Who are These Loons? 4/23/18

Hazel, Iver and LJ

My neighbor and I have named all the pairs of loons on Upper Gull and the nearby lakes.  Because of the area's strong Scandinavian history, many of them were given Scandinavian names.  Ole and Lena nest on a platform tucked into the reeds in the channel entering Upper Gull.  They are always the first pair on the nest and usually successfully rear at least one chick.  Ingrid and Helge nest in the bay between Lost Lake Lodge and Causeway.  Hazel and Iver, named after two special people from the North Shore, nest in Bullhead Bay.  Ray and Myrt are named after Ray Little and his wife Myrtle, old time residents of Gull Lake and builder of my family's first cabin. They nest in the reeds of Bass Lake and often have their chicks later in June.  Sigrid and Leif nest on Spider Lake. 

2017 was a bad year for loon chicks.  Ole and Lena were on the nest early in the season.  We had a terrible snow and ice storm in early May.  I am not sure if that was the problem but their eggs did not hatch.
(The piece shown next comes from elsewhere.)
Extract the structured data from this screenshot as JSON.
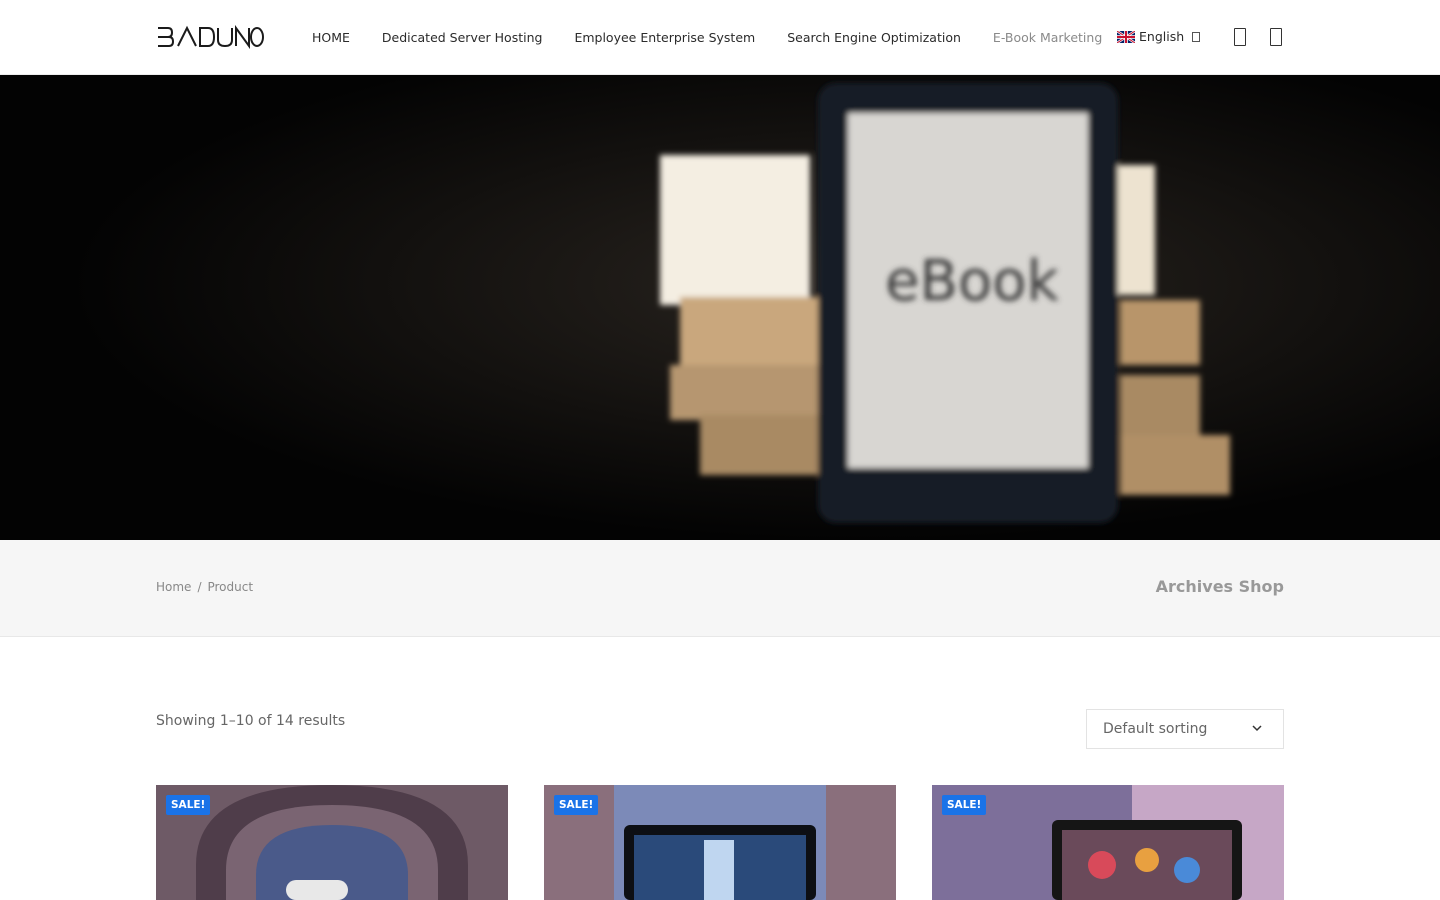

We had heavy rains in May and June, and Ray and Myrt's nest was washed out.  They had no chicks in 2017.   The Spider Lake pair, Sigrid and Leif, also did not have any chicks,  The only pair that had chicks were Hazel and Iver.

The loons pictured in this collection are Hazel and Iver and their chicks Sibby and and LJ. It is difficult to tell male and female loons apart unless they are side by side.  Males are typically larger.  It is easy for me to tell Hazel and Iver apart because Hazel has a much finer and more pointed beak than Iver. (Photos of Iver will be posted soon.)

Once the chicks were old enough to venture away from their parents, Sibby was often off by herself at quite a distance from the adults.  As the chicks grew and reached the juvenile stage, Iver was often off fishing in the channel or was at the other end of the lake. Hazel was always near LJ, feeding and protecting him.  I worried that Sibby would be taken by a predator or would not have enough food to survive as she fended for herself.  Sometimes she would tag along with Hazel and LJ but Hazel did not show much interest in her.  LJ seemed to be constantly begging for food and Hazel always complied.  By  early September, LJ still was not fishing for himself, which is when he earned the name Lazy Junior.  Now the tables were turned!  I felt confident Sibby could take care of herself, but I was not sure LJ would survive without mama!  It wouldn't be long until the adults would migrate and leave the juveniles on their own until they migrated in late fall. Finally, at the end of September I spotted LJ with Sibby and he was fishing for himself.  A week or so later the adults were gone.  Both Sibby and LJ survived until they migrated.